==== RECORDS SUPPLIED ====

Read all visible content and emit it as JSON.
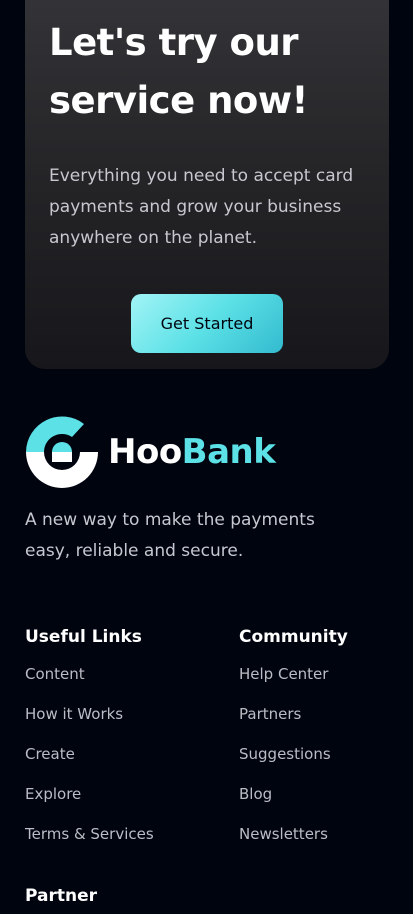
{
  "cta": {
    "title": "Let's try our service now!",
    "text": "Everything you need to accept card payments and grow your business anywhere on the planet.",
    "button_label": "Get Started"
  },
  "brand": {
    "name_part1": "Hoo",
    "name_part2": "Bank",
    "tagline": "A new way to make the payments easy, reliable and secure.",
    "accent_color": "#5ce1e6",
    "logo_icon": "hoobank-logo-icon"
  },
  "footer": {
    "useful_links": {
      "heading": "Useful Links",
      "items": [
        {
          "label": "Content"
        },
        {
          "label": "How it Works"
        },
        {
          "label": "Create"
        },
        {
          "label": "Explore"
        },
        {
          "label": "Terms & Services"
        }
      ]
    },
    "community": {
      "heading": "Community",
      "items": [
        {
          "label": "Help Center"
        },
        {
          "label": "Partners"
        },
        {
          "label": "Suggestions"
        },
        {
          "label": "Blog"
        },
        {
          "label": "Newsletters"
        }
      ]
    },
    "partner": {
      "heading": "Partner"
    }
  }
}
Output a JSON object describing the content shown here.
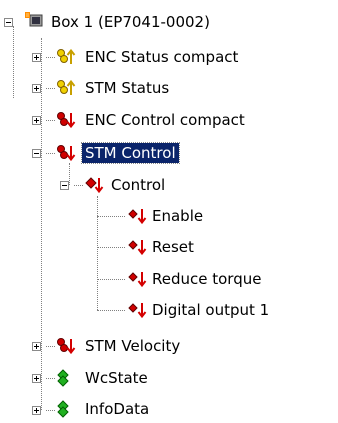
{
  "tree": {
    "root": {
      "label": "Box 1 (EP7041-0002)",
      "icon": "box-device-icon"
    },
    "items": [
      {
        "label": "ENC Status compact",
        "icon": "input-variable-icon"
      },
      {
        "label": "STM Status",
        "icon": "input-variable-icon"
      },
      {
        "label": "ENC Control compact",
        "icon": "output-variable-icon"
      },
      {
        "label": "STM Control",
        "icon": "output-variable-icon",
        "selected": true,
        "children": [
          {
            "label": "Control",
            "icon": "output-variable-icon",
            "children": [
              {
                "label": "Enable",
                "icon": "output-bit-icon"
              },
              {
                "label": "Reset",
                "icon": "output-bit-icon"
              },
              {
                "label": "Reduce torque",
                "icon": "output-bit-icon"
              },
              {
                "label": "Digital output 1",
                "icon": "output-bit-icon"
              }
            ]
          }
        ]
      },
      {
        "label": "STM Velocity",
        "icon": "output-variable-icon"
      },
      {
        "label": "WcState",
        "icon": "status-variable-icon"
      },
      {
        "label": "InfoData",
        "icon": "status-variable-icon"
      }
    ]
  },
  "colors": {
    "selection": "#0a246a",
    "input_arrow": "#c8a000",
    "output_arrow": "#d40000",
    "green": "#00a000"
  }
}
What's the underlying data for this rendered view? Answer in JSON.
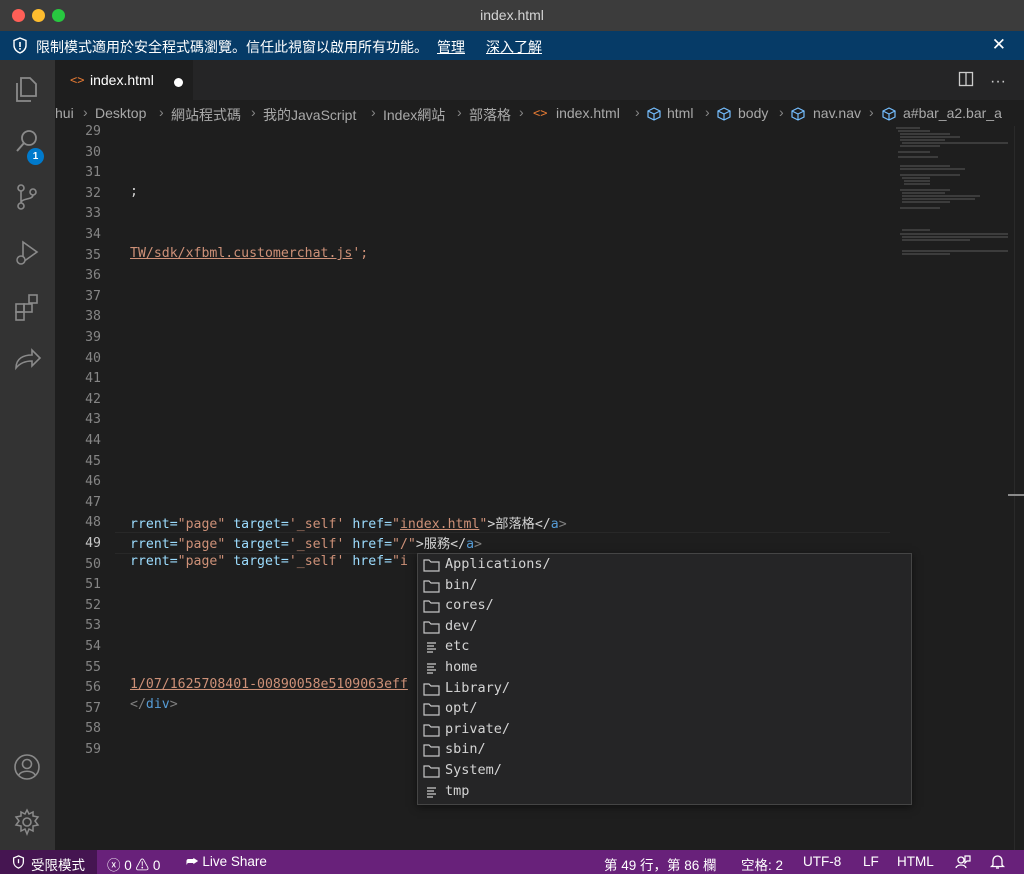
{
  "window": {
    "title": "index.html"
  },
  "banner": {
    "message": "限制模式適用於安全程式碼瀏覽。信任此視窗以啟用所有功能。",
    "manage_label": "管理",
    "learn_more_label": "深入了解"
  },
  "activity_bar": {
    "explorer_badge": "1",
    "icons": [
      "files-icon",
      "search-icon",
      "source-control-icon",
      "run-debug-icon",
      "extensions-icon",
      "live-share-icon",
      "account-icon",
      "settings-gear-icon"
    ]
  },
  "tabs": [
    {
      "label": "index.html",
      "icon": "<>",
      "dirty": true
    }
  ],
  "breadcrumb": [
    "hui",
    "Desktop",
    "網站程式碼",
    "我的JavaScript",
    "Index網站",
    "部落格",
    "index.html",
    "html",
    "body",
    "nav.nav",
    "a#bar_a2.bar_a"
  ],
  "editor": {
    "line_numbers": [
      "29",
      "30",
      "31",
      "32",
      "33",
      "34",
      "35",
      "36",
      "37",
      "38",
      "39",
      "40",
      "41",
      "42",
      "43",
      "44",
      "45",
      "46",
      "47",
      "48",
      "49",
      "50",
      "51",
      "52",
      "53",
      "54",
      "55",
      "56",
      "57",
      "58",
      "59"
    ],
    "active_line": "49",
    "lines": {
      "l32": ";",
      "l35a": "TW/sdk/xfbml.customerchat.js",
      "l35b": "';",
      "l48": [
        "rrent=",
        "\"page\"",
        " target=",
        "'_self'",
        " href=",
        "\"",
        "index.html",
        "\"",
        ">部落格</",
        "a",
        ">"
      ],
      "l49": [
        "rrent=",
        "\"page\"",
        " target=",
        "'_self'",
        " href=",
        "\"/\"",
        ">服務</",
        "a",
        ">"
      ],
      "l50": [
        "rrent=",
        "\"page\"",
        " target=",
        "'_self'",
        " href=",
        "\"i"
      ],
      "l56": "1/07/1625708401-00890058e5109063eff",
      "l57": [
        "</",
        "div",
        ">"
      ]
    }
  },
  "suggestions": [
    {
      "label": "Applications/",
      "kind": "folder"
    },
    {
      "label": "bin/",
      "kind": "folder"
    },
    {
      "label": "cores/",
      "kind": "folder"
    },
    {
      "label": "dev/",
      "kind": "folder"
    },
    {
      "label": "etc",
      "kind": "file"
    },
    {
      "label": "home",
      "kind": "file"
    },
    {
      "label": "Library/",
      "kind": "folder"
    },
    {
      "label": "opt/",
      "kind": "folder"
    },
    {
      "label": "private/",
      "kind": "folder"
    },
    {
      "label": "sbin/",
      "kind": "folder"
    },
    {
      "label": "System/",
      "kind": "folder"
    },
    {
      "label": "tmp",
      "kind": "file"
    }
  ],
  "statusbar": {
    "restricted_mode": "受限模式",
    "errors": "0",
    "warnings": "0",
    "live_share": "Live Share",
    "position": "第 49 行，第 86 欄",
    "spaces": "空格: 2",
    "encoding": "UTF-8",
    "eol": "LF",
    "language": "HTML"
  },
  "colors": {
    "statusbar": "#68217a",
    "banner": "#063b67",
    "string": "#ce9178",
    "attr": "#9cdcfe",
    "tag": "#569cd6"
  }
}
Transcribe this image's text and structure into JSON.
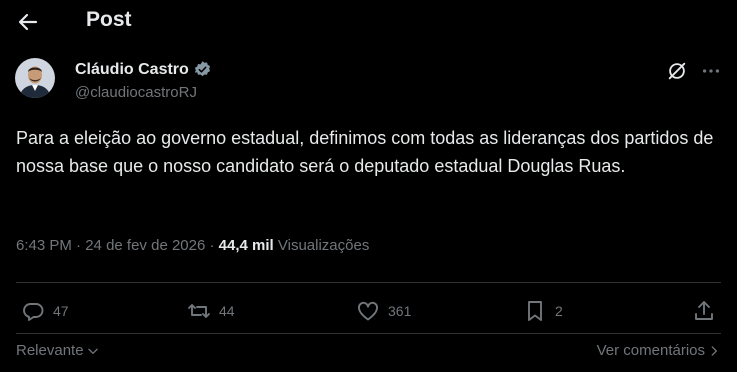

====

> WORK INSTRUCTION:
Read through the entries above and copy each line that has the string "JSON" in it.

> REPLY:
Read all visible content and emit it as JSON.
Output a JSON object describing the content shown here.
What's the underlying data for this rendered view? Answer in JSON.
Transcribe this image's text and structure into JSON.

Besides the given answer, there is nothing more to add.